> **BRIEF**: For each line in the records that contains "date", make a copy.

> **STUDY MATERIAL**:
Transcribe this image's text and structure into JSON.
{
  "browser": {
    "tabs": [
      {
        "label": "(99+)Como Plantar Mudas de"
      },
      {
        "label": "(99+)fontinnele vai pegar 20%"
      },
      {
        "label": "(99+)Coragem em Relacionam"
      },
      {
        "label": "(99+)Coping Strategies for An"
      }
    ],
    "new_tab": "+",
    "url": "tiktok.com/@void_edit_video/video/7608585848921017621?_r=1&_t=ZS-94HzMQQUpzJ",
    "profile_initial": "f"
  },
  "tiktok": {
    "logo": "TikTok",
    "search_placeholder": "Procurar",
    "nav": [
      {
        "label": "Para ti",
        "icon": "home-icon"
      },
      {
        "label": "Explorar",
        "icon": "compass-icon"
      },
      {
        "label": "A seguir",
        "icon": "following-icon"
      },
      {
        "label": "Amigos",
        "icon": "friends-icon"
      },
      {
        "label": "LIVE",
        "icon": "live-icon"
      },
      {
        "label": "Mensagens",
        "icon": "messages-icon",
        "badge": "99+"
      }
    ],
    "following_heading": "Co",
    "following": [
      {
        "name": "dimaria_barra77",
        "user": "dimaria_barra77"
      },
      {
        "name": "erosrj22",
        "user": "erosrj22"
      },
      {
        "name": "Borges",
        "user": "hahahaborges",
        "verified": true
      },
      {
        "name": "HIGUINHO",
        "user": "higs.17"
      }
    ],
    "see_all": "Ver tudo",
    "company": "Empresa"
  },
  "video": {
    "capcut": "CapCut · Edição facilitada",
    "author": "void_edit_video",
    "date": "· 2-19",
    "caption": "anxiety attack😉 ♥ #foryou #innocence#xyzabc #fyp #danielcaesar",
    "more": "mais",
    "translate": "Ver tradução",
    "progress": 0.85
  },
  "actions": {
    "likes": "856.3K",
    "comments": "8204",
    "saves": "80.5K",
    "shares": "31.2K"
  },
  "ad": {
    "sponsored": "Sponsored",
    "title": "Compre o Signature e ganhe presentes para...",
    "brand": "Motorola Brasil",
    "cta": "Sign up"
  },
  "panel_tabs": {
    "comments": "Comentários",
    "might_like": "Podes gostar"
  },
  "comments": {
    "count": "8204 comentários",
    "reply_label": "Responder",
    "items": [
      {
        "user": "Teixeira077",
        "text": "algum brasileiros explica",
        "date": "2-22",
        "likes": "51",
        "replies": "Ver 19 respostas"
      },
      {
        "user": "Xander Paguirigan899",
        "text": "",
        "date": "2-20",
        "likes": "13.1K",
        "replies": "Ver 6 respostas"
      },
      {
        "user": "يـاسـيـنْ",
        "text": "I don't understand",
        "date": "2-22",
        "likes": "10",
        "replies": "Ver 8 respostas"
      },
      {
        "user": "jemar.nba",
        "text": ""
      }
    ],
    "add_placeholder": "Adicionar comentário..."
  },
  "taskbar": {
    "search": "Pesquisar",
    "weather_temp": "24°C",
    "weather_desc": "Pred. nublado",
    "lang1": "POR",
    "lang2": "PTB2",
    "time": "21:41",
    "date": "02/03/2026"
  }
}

> **EXPECTED OUTPUT**:
    "date": "· 2-19",
        "date": "2-22",
        "date": "2-20",
        "date": "2-22",
    "date": "02/03/2026"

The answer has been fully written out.